### What the exercise asks
Copy out each line of the listing that has the word "SUNBIRD" in it.

━━━━━━━━━━

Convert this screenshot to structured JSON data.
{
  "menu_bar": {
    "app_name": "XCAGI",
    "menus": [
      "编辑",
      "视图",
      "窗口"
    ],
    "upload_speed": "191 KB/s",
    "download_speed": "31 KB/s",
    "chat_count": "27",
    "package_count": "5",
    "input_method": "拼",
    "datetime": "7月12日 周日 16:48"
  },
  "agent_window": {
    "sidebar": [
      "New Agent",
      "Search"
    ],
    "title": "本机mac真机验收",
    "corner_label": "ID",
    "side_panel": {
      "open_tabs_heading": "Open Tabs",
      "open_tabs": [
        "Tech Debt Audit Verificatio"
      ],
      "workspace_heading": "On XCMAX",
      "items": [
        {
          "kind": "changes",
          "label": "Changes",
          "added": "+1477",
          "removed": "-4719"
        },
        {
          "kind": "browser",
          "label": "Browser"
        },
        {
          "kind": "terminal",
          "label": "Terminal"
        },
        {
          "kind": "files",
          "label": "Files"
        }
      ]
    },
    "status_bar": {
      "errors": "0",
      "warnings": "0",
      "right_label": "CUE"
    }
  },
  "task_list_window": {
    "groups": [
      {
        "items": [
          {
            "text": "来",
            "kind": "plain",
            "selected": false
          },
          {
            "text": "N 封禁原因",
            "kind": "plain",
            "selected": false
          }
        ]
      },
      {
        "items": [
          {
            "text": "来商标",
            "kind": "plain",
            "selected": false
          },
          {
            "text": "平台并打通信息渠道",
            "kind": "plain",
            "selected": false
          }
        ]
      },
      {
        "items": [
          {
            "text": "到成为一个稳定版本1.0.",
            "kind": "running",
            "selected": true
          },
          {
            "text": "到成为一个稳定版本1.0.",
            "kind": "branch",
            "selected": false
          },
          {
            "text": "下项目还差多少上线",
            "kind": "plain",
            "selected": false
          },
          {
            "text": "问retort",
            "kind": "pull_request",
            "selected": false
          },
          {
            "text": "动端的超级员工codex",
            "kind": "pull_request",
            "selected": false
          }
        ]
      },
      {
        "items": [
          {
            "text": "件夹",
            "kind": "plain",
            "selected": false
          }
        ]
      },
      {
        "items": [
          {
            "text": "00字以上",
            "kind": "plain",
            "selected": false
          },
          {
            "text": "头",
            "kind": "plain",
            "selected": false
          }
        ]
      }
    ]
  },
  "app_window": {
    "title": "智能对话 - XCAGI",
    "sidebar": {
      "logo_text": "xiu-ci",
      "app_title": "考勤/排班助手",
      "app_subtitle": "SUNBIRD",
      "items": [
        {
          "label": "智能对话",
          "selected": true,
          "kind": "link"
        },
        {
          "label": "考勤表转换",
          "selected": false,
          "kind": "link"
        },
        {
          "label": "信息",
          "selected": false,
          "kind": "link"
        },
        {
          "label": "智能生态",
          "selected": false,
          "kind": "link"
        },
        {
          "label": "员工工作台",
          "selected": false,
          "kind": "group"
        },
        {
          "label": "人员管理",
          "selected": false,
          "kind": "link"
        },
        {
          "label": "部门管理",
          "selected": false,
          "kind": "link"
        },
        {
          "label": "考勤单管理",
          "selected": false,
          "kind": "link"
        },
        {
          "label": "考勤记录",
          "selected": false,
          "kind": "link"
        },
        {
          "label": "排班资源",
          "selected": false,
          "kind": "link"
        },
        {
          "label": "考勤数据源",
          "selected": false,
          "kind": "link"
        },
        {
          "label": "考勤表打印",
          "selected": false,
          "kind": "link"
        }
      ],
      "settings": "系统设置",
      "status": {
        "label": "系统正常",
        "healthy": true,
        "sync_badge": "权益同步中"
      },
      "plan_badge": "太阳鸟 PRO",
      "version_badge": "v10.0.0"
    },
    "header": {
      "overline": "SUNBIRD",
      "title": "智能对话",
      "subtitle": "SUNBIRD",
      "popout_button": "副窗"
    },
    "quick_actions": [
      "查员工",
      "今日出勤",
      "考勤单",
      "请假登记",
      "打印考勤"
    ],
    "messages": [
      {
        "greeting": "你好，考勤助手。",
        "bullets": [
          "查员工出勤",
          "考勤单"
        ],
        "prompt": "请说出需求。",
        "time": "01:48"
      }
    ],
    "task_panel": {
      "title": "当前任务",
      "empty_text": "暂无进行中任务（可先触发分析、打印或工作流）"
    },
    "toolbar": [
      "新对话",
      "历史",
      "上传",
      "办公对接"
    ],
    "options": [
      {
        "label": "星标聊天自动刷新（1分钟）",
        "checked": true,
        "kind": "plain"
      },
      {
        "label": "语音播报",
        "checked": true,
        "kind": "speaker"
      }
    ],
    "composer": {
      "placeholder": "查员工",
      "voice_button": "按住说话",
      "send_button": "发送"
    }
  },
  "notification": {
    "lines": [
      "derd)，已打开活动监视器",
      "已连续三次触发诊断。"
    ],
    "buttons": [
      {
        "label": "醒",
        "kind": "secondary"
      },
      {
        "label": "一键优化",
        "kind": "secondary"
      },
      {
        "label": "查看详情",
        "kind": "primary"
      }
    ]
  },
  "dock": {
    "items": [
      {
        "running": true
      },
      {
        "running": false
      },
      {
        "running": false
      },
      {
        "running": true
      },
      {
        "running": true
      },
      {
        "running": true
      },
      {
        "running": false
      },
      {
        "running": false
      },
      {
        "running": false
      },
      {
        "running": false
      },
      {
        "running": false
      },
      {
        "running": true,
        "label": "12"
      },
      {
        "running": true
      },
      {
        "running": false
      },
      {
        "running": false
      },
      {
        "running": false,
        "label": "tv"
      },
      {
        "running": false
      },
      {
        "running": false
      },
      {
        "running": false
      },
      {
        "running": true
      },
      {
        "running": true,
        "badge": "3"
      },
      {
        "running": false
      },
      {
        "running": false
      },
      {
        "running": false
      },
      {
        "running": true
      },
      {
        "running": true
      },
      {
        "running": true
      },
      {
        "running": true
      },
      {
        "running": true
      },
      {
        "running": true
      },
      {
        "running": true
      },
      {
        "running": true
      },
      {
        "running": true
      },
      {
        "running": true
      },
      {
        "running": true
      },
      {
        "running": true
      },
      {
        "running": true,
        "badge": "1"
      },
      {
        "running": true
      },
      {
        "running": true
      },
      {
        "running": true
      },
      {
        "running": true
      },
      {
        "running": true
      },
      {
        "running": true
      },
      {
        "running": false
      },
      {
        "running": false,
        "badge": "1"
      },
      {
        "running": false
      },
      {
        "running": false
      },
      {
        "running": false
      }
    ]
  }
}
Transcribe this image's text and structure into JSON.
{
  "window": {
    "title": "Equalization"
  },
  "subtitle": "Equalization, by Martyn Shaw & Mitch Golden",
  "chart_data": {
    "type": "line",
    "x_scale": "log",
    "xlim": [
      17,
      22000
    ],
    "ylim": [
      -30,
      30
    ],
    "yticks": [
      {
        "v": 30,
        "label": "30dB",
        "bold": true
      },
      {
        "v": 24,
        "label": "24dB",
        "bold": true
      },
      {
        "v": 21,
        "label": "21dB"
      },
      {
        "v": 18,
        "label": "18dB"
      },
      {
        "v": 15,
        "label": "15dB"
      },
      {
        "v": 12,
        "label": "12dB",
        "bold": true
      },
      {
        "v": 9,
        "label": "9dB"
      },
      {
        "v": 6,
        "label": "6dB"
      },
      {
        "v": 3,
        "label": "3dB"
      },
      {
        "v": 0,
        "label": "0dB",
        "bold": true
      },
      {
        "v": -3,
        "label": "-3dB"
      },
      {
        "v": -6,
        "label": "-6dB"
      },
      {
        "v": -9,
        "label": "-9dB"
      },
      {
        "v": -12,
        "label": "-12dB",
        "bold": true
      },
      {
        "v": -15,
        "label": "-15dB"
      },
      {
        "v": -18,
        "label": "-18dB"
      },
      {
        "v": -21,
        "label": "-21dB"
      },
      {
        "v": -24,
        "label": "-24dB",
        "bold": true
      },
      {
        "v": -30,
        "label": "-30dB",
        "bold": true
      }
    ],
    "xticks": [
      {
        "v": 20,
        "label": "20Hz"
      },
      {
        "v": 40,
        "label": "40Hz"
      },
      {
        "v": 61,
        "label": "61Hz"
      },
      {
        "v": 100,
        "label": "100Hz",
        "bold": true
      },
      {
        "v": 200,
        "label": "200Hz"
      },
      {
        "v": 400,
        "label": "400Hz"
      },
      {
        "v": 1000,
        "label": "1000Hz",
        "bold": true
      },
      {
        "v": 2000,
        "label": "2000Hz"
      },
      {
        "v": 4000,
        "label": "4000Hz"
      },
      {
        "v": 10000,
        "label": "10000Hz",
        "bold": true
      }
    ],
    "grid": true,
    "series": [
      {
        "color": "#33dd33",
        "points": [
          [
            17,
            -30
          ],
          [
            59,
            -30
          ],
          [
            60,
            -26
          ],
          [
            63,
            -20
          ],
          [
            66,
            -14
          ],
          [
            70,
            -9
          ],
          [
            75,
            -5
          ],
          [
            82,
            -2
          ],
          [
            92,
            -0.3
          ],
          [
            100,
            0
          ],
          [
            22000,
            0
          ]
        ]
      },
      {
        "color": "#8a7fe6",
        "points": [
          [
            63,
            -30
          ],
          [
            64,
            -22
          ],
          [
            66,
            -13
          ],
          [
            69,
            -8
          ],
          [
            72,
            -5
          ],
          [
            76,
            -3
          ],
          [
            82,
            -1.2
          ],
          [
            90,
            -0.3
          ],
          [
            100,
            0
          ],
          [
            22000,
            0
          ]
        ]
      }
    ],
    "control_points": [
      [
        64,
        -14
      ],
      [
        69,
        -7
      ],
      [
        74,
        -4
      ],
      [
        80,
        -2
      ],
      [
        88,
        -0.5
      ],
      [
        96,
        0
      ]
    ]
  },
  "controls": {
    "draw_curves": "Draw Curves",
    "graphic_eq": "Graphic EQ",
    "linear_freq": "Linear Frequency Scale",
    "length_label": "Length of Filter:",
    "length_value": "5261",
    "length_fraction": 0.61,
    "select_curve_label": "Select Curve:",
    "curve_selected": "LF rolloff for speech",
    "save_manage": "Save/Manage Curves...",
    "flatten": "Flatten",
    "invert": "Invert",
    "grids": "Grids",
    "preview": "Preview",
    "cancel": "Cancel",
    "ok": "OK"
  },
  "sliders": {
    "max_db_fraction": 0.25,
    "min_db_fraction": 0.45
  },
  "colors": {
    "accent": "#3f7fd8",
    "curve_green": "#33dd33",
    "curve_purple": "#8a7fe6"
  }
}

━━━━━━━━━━

### Written answer
      "app_subtitle": "SUNBIRD",
      "overline": "SUNBIRD",
      "subtitle": "SUNBIRD",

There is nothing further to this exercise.